Exercise directions | Tally the lines of the entries below that hold the word "JSON", and please give only the total.

--- Given data ---

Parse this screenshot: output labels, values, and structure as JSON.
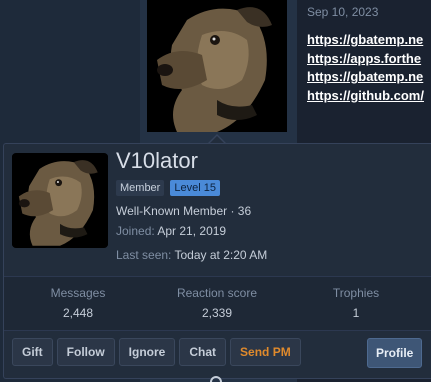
{
  "post": {
    "date": "Sep 10, 2023",
    "links": [
      "https://gbatemp.ne",
      "https://apps.forthe",
      "https://gbatemp.ne",
      "https://github.com/"
    ]
  },
  "card": {
    "username": "V10lator",
    "badge_member": "Member",
    "badge_level": "Level 15",
    "user_title": "Well-Known Member · 36",
    "joined_label": "Joined:",
    "joined_value": "Apr 21, 2019",
    "lastseen_label": "Last seen:",
    "lastseen_value": "Today at 2:20 AM",
    "stats": [
      {
        "label": "Messages",
        "value": "2,448"
      },
      {
        "label": "Reaction score",
        "value": "2,339"
      },
      {
        "label": "Trophies",
        "value": "1"
      }
    ],
    "actions": {
      "gift": "Gift",
      "follow": "Follow",
      "ignore": "Ignore",
      "chat": "Chat",
      "send_pm": "Send PM",
      "profile": "Profile"
    }
  },
  "colors": {
    "background": "#1d2634",
    "card": "#222d3c",
    "level_badge": "#4a8ad8",
    "send_pm": "#e08a2c",
    "profile_button": "#3e5676"
  }
}
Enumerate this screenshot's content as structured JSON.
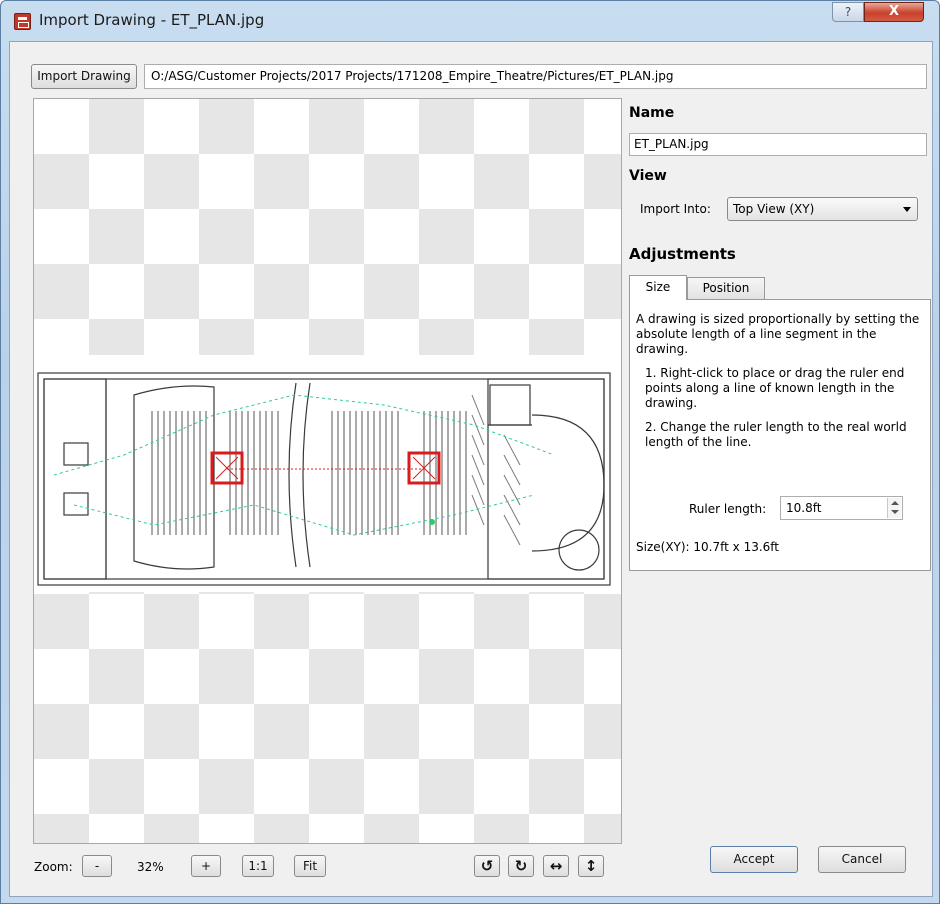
{
  "window": {
    "title": "Import Drawing - ET_PLAN.jpg",
    "help_glyph": "?",
    "close_glyph": "X"
  },
  "toolbar": {
    "import_label": "Import Drawing",
    "path": "O:/ASG/Customer Projects/2017 Projects/171208_Empire_Theatre/Pictures/ET_PLAN.jpg"
  },
  "zoom": {
    "label": "Zoom:",
    "minus": "-",
    "value": "32%",
    "plus": "+",
    "one_to_one": "1:1",
    "fit": "Fit"
  },
  "transform_buttons": {
    "rotate_ccw": "↺",
    "rotate_cw": "↻",
    "flip_horizontal": "↔",
    "flip_vertical": "↕"
  },
  "panel": {
    "name_heading": "Name",
    "name_value": "ET_PLAN.jpg",
    "view_heading": "View",
    "import_into_label": "Import Into:",
    "import_into_value": "Top View (XY)",
    "adjustments_heading": "Adjustments",
    "tabs": [
      {
        "label": "Size",
        "active": true
      },
      {
        "label": "Position",
        "active": false
      }
    ],
    "intro": "A drawing is sized proportionally by setting the absolute length of a line segment in the drawing.",
    "step1": "1. Right-click to place or drag the ruler end points along a line of known length in the drawing.",
    "step2": "2. Change the ruler length to the real world length of the line.",
    "ruler_label": "Ruler length:",
    "ruler_value": "10.8ft",
    "size_xy": "Size(XY): 10.7ft x 13.6ft"
  },
  "footer": {
    "accept": "Accept",
    "cancel": "Cancel"
  },
  "colors": {
    "ruler_marker": "#d81c1c",
    "annotation": "#2ec9a0",
    "floorplan_lines": "#333333"
  }
}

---

Answer box | 2